What is required: Run through the records and, wherever a line holds the word "properties", return that line.

Entries supplied:

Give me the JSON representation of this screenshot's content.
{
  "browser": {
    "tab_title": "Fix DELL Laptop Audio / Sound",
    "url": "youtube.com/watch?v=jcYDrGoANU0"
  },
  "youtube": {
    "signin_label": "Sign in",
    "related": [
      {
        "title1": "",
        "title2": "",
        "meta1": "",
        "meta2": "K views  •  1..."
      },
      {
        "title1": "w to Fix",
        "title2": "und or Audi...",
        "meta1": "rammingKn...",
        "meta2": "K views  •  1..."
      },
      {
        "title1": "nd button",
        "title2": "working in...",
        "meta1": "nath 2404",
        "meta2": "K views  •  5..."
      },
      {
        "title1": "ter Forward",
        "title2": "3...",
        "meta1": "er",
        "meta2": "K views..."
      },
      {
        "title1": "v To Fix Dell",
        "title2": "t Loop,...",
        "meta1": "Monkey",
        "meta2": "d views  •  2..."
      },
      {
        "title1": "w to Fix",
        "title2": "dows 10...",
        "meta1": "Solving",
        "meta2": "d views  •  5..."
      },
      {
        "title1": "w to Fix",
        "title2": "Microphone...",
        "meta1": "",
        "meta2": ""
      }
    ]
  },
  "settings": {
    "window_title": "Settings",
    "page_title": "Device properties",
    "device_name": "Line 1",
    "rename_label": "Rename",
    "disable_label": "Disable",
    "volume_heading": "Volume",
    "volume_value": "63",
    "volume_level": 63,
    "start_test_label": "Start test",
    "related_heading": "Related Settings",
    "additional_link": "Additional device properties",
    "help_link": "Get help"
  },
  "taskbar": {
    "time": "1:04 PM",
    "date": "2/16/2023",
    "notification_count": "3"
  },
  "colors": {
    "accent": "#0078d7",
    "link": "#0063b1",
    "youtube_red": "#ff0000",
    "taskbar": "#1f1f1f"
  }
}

Result of this task:
    "page_title": "Device properties",
    "additional_link": "Additional device properties",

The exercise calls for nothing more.